Biocon on Friday reported a 23.01% fall in its consolidated net profit to ₹195.4 crore for the second quarter ended September 30, mainly on account of higher expenses.
The buzz around an imminent covid-19 vaccine has raised hopes of a way back to normalcy for the billions affected by the pandemic around the world, said Kiran Mazumdar-Shaw, chairperson and managing director of Bengaluru-based Biocon Ltd. Mazumdar-Shaw is hopeful that the vaccine will be in India by June, but added delivering the vaccine to India’s over 1.2 billion population has its own challenges.
"I expect that by January, some of the other vaccines could be approved like AstraZeneca’s or one of our own Indian vaccines like the one by Bharat Biotech. If we finish the clinical trials in the next 2-3 months, even those may be approved by January-February. So I would expect that in Q1FY22 we should have vaccines available in India and other parts of the world," said Kiran Mazumdar-Shaw in an interview to Mint.
Mazumdar-Shaw added that these will be emergency use authorization (EUA) only because one needs to see durability of responses before getting the full approval.
Biotechnology major Biocon on Friday reported a 23.01% fall in its consolidated net profit to ₹195.4 crore for the second quarter ended September 30, mainly on account of higher expenses.
"We have been impacted by much higher research and development (R&D) spend that has gone up by almost ₹44 crore and a net loss of ₹18 crore in forex compared to a net gain last year. We've had other expenses and higher staff costs. So I think that's also resulted in muted profitability," said Kiran Mazumdar-Shaw.
The R&D expense of the company for the quarter ended September 30, 2020, was at ₹148 crore as against ₹104 crore in the same period of the previous fiscal.
The Biotechnology company had posted a net profit of ₹253.8 crore for the July-September quarter previous fiscal. Its consolidated total income stood at ₹1,760.3 crore for the quarter under consideration. It was ₹1,605.7 crore for the same period a year ago.
Mazumdar-Shaw expects the first mRNA vaccines will be approved by the end of the year. But they are not going to be available in India because they require a -80 degree cold chain and that is not something which we can handle here, she said.
Unlike a polio vaccine, covid vaccine will be an intra-muscular injection which cannot be given by ASHA workers and others.

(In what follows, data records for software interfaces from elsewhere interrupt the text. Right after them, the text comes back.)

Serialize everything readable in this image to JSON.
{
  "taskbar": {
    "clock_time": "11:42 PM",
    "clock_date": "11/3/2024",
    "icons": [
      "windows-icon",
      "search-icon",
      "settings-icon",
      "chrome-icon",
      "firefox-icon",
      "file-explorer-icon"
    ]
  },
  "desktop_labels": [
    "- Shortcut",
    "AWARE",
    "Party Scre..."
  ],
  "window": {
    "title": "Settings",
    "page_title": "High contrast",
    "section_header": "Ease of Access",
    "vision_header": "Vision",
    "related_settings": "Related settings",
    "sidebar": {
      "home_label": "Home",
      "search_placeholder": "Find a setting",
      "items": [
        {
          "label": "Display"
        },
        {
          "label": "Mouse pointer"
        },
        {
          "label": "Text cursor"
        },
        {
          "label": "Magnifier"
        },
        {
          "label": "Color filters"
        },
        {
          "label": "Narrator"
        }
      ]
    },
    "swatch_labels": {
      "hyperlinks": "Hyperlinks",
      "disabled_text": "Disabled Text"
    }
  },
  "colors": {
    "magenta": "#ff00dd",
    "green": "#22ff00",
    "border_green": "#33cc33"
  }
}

A great infrastructure along with tracking mechanism will be required.
"You will need nurses, doctors, MBBS students to deliver the vaccine. Apart from human resources, we need to get infrastructure for cold chains to be set up properly. Also, it is a vaccine that has to been given twice (one month apart). This brings in a lot of complexity," said Mazumdar-Shaw.
"You need to track durability of the two doses to have data on chain traceability and trackability.
I think Aadhaar is the best way to do it as it allows you to do something at a massive scale in such an efficient way unlike any other country can do," Biocon chairperson added.